Join Date: Mar 2006
Location: Wet side of Washington state.
Posts: 18,495
Received 36 Votes on 28 Posts
First of all, the voltages are 120 and 240 unless you are living way out in the sticks. Secondly, you are not feeding with two lower voltage circuits but one higher voltage circuit that MAY have a neutral lead in the mix.

Overheating of conductors and connections is either a sign of the conductors being too small, the connections being faulty or the load (the heater(s)) have a defect causing it to draw more amperage than normal. What size conductors are you using and what is the rating for the heater?
 
  #3  
Old 10-05-10, 11:32 PM
F
Member
Join Date: Mar 2006
Location: NE Wis / Paris France{ In France for now }
Posts: 4,807
Received 2 Votes on 2 Posts
Emeo.,

OK I can understand that and can you kindly post a photo for us then we can able figure it out what is going on and you may have to tell us all the conductor size { either in mm˛ or AWG size } then we can able find a soluation for you.

Merci.
Marc
 
  #4  
Old 10-05-10, 11:51 PM
ray2047's Avatar
Member
Join Date: Mar 2006
Location: USA
Posts: 33,575
Received 15 Votes on 13 Posts
For those who didn't read the original post Emeo had a spa on a timer but the current draw exceeded the timer's maximum current capacity. At the groups suggestion he added a relay between the timer and the spa. IIRC the relay coil was 120v. The relay was supplying 240v at 50a.

Then in this thread wrote:
1) The 2 x 110v power cables go to 1 end of the 220v 50 amp contactor (double pole).
But what he really means is he has 240v going to the contacts on the relay. He next wrote:
It worked for about 4 months. Then 1 of the 110v power cable got so brittle and broke. So I cut the power cable shorter and exposed the fresh end to reconnect to the contactor.
But I believe he means one leg of the 240v supply wires to the spa overheated.

Emeo, I believe you are confusing the new readers by referring to the legs of the 240v as 110v. The legs of a 240v supply are just that, 240 volts. They are not made up of two 110 or 120v lines.
 

Last edited by ray2047; 10-06-10 at 12:15 AM.
  #5  
Old 10-06-10, 08:33 AM
I
Forum Topic Moderator
Join Date: Feb 2005
Location: Near Lansing, Michigan
Posts: 10,941
Received 45 Votes on 43 Posts
Do you know which electrical code is followed in PR? Was the tub installed and inspected to code? Particularly the wire sizes?

Originally Posted by emeo2009 View Post
I am not sure why the power cables accumulate so much heat. Does it have something to do with resistance?
Yes. Bad connections have high resistance and overheat. Also wires that are too small for the load they supply have too high of resistance and overheat.

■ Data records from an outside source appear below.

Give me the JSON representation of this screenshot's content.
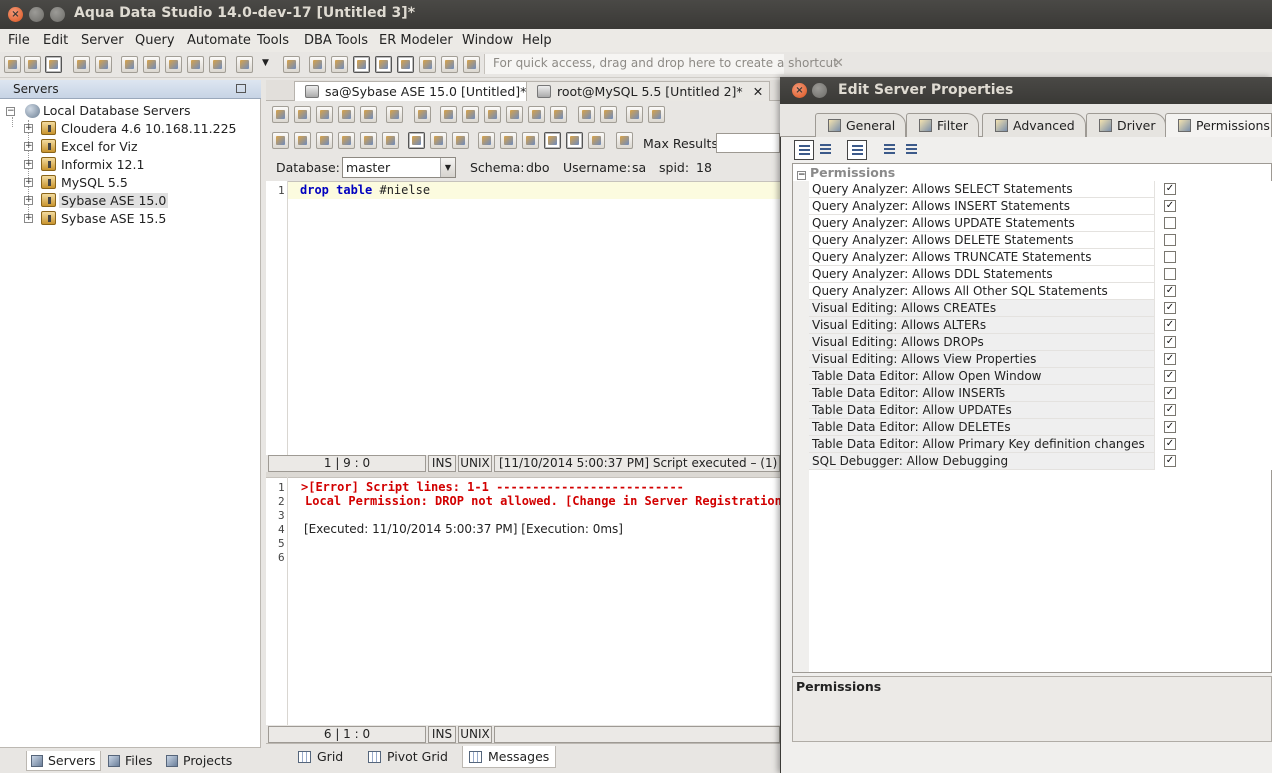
{
  "window": {
    "title": "Aqua Data Studio 14.0-dev-17 [Untitled 3]*"
  },
  "menu": [
    "File",
    "Edit",
    "Server",
    "Query",
    "Automate",
    "Tools",
    "DBA Tools",
    "ER Modeler",
    "Window",
    "Help"
  ],
  "toolbar": {
    "quick_access_placeholder": "For quick access, drag and drop here to create a shortcut"
  },
  "servers_panel": {
    "title": "Servers",
    "root": "Local Database Servers",
    "items": [
      "Cloudera 4.6 10.168.11.225",
      "Excel for Viz",
      "Informix 12.1",
      "MySQL 5.5",
      "Sybase ASE 15.0",
      "Sybase ASE 15.5"
    ],
    "selected_index": 4,
    "bottom_tabs": [
      "Servers",
      "Files",
      "Projects"
    ]
  },
  "document_tabs": [
    {
      "label": "sa@Sybase ASE 15.0 [Untitled]*",
      "close": ""
    },
    {
      "label": "root@MySQL 5.5 [Untitled 2]*",
      "close": "✕"
    }
  ],
  "query": {
    "max_results_label": "Max Results:",
    "database_label": "Database:",
    "database_value": "master",
    "schema_label": "Schema:",
    "schema_value": "dbo",
    "username_label": "Username:",
    "username_value": "sa",
    "spid_label": "spid:",
    "spid_value": "18",
    "code_keyword": "drop table",
    "code_rest": " #nielse",
    "editor_line_numbers": [
      "1"
    ]
  },
  "editor_status": {
    "position": "1 | 9 : 0",
    "mode": "INS",
    "eol": "UNIX",
    "message": "[11/10/2014 5:00:37 PM] Script executed – (1)"
  },
  "results": {
    "line_numbers": [
      "1",
      "2",
      "3",
      "4",
      "5",
      "6"
    ],
    "error_line": ">[Error] Script lines: 1-1 --------------------------",
    "permission_line": "Local Permission: DROP not allowed. [Change in Server Registration->P",
    "executed_line": "[Executed: 11/10/2014 5:00:37 PM] [Execution: 0ms]"
  },
  "results_status": {
    "position": "6 | 1 : 0",
    "mode": "INS",
    "eol": "UNIX"
  },
  "result_tabs": [
    "Grid",
    "Pivot Grid",
    "Messages"
  ],
  "dialog": {
    "title": "Edit Server Properties",
    "tabs": [
      "General",
      "Filter",
      "Advanced",
      "Driver",
      "Permissions"
    ],
    "group": "Permissions",
    "permissions": [
      {
        "label": "Query Analyzer: Allows SELECT Statements",
        "checked": true
      },
      {
        "label": "Query Analyzer: Allows INSERT Statements",
        "checked": true
      },
      {
        "label": "Query Analyzer: Allows UPDATE Statements",
        "checked": false
      },
      {
        "label": "Query Analyzer: Allows DELETE Statements",
        "checked": false
      },
      {
        "label": "Query Analyzer: Allows TRUNCATE Statements",
        "checked": false
      },
      {
        "label": "Query Analyzer: Allows DDL Statements",
        "checked": false
      },
      {
        "label": "Query Analyzer: Allows All Other SQL Statements",
        "checked": true
      },
      {
        "label": "Visual Editing: Allows CREATEs",
        "checked": true
      },
      {
        "label": "Visual Editing: Allows ALTERs",
        "checked": true
      },
      {
        "label": "Visual Editing: Allows DROPs",
        "checked": true
      },
      {
        "label": "Visual Editing: Allows View Properties",
        "checked": true
      },
      {
        "label": "Table Data Editor: Allow Open Window",
        "checked": true
      },
      {
        "label": "Table Data Editor: Allow INSERTs",
        "checked": true
      },
      {
        "label": "Table Data Editor: Allow UPDATEs",
        "checked": true
      },
      {
        "label": "Table Data Editor: Allow DELETEs",
        "checked": true
      },
      {
        "label": "Table Data Editor: Allow Primary Key definition changes",
        "checked": true
      },
      {
        "label": "SQL Debugger: Allow Debugging",
        "checked": true
      }
    ],
    "description_title": "Permissions",
    "check_glyph": "✓"
  }
}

Besides, I found moisture accumulated inside the wall of the housing of the contactor, but not in the housing of the timer. How weird!
How much moisture? Did the wire terminals or any part of the contactor show signs of rust or corrosion?

I removed the contactor and connected all the power cables directly to heater.
How are they connected before they burned up? Wirenuts, screw terminals?
 
  #6  
Old 10-09-10, 08:47 PM
M
Member
Join Date: Jul 2009
Location: so cal
Posts: 283
Received 0 Votes on 0 Posts
over heating the wires

do you have access to a digital meter with amp probe clamp?

I'll bet you are drawing more than 50 amps or right at 50amps, and even though the main breaker may hold the load for 2 hours, I am thinking the wire size is under sized for the task given going to and from, the contactor since you mentioned you hooked it direct and got the tape burnt. Are the wires #8 THHN? are the terminals on the contactor rated at 75c?

is this your model of heater?

Hayward Spa Heater model CSPAXI11 11 KW @ 240 volts ( 45.8 or 46 amps rounded )


link to pdf for part provided below

http://www.google.com/url?sa=t&sourc...s6ldOg&cad=rja
 
  #7  
Old 10-09-10, 11:37 PM
F
Member
Join Date: Mar 2006
Location: Wet side of Washington state.
Posts: 18,495
Received 36 Votes on 28 Posts
If that is your heater then the problem is an undersized circuit. Circuits for heaters need to be sized for 125% of the full load current. 125% of 45.8 amperes is 57.25 amperes, clearly a 50 ampere circuit is too small.

EVERYTHING from the branch circuit breaker to the wiring to the contactor and all connections need to be sized for 60 amperes.
 
 

Thread Tools
Search this Thread
 
Ask a Question
Question Title:
Description:
Your question will be posted in: